### Brief
Search the records for lines that contain the word "this". Copy them all.

### Exercise input
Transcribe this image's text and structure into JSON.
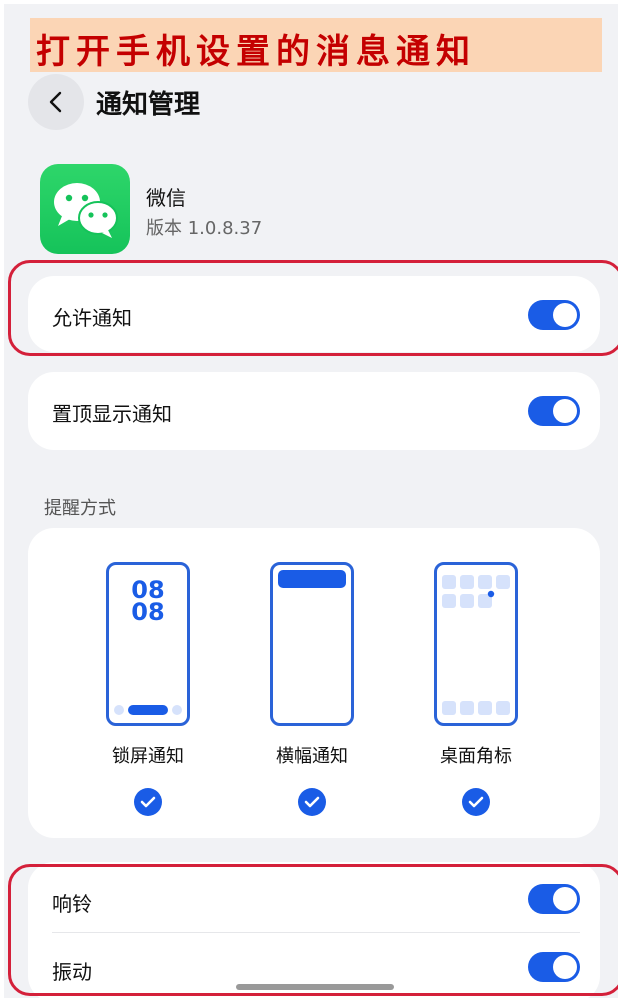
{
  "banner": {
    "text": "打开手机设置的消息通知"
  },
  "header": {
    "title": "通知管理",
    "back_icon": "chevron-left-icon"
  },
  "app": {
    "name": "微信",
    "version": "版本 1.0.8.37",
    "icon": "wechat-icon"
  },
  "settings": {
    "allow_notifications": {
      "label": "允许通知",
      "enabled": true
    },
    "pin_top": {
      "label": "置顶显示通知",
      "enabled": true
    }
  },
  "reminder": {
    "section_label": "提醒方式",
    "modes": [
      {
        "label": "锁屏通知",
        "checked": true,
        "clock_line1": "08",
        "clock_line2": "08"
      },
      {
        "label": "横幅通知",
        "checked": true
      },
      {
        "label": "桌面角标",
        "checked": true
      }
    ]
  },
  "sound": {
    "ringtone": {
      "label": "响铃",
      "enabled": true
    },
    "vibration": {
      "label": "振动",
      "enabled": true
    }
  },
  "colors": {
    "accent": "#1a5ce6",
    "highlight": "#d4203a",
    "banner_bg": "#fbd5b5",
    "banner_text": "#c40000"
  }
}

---

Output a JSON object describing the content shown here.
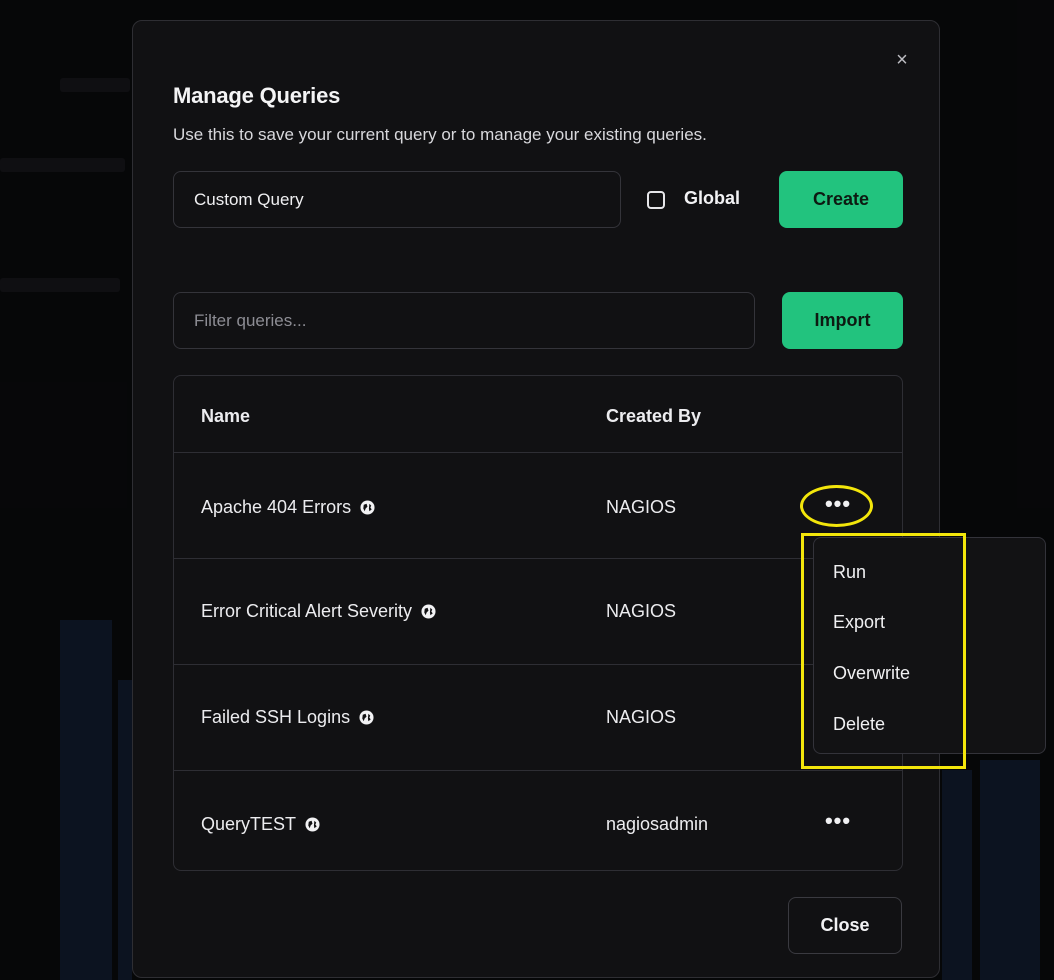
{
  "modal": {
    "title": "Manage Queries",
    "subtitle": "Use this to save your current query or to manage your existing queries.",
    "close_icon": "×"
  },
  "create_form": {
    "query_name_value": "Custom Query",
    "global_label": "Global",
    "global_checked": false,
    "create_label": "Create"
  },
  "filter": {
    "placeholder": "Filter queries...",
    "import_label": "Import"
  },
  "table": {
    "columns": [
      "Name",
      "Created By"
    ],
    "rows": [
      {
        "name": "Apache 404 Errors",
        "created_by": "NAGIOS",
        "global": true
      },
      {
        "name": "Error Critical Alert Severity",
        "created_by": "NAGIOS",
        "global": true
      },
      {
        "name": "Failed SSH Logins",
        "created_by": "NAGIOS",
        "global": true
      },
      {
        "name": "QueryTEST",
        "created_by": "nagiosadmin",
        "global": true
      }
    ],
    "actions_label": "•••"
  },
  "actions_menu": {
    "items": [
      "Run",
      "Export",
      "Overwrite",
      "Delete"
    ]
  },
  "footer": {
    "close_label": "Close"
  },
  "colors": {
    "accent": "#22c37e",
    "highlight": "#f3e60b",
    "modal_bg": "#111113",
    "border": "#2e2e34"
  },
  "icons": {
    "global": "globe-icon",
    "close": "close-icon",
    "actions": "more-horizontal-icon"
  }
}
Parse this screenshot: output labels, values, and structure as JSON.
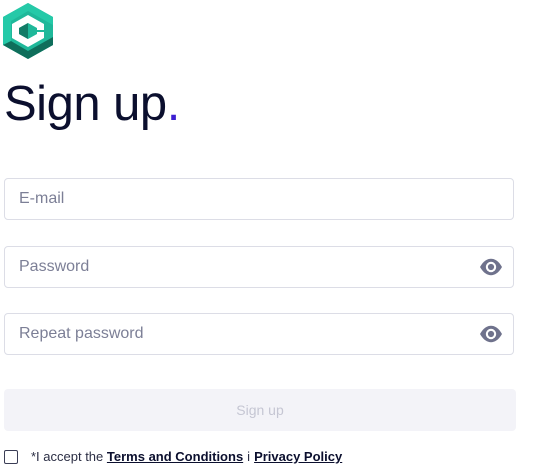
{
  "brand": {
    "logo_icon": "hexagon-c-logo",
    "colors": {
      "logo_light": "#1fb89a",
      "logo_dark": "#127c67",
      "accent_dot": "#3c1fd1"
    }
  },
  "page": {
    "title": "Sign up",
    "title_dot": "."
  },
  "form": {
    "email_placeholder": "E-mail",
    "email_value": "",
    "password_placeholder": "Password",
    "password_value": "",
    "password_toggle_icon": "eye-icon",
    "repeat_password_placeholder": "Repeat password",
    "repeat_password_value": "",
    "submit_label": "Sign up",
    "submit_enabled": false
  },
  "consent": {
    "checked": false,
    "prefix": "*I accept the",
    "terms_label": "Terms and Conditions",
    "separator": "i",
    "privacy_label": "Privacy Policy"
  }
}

### Task output
Transcribe this image's text and structure into JSON.
    "subtitle": "Use this to save your current query or to manage your existing queries.",
Parse this screenshot: output labels, values, and structure as JSON.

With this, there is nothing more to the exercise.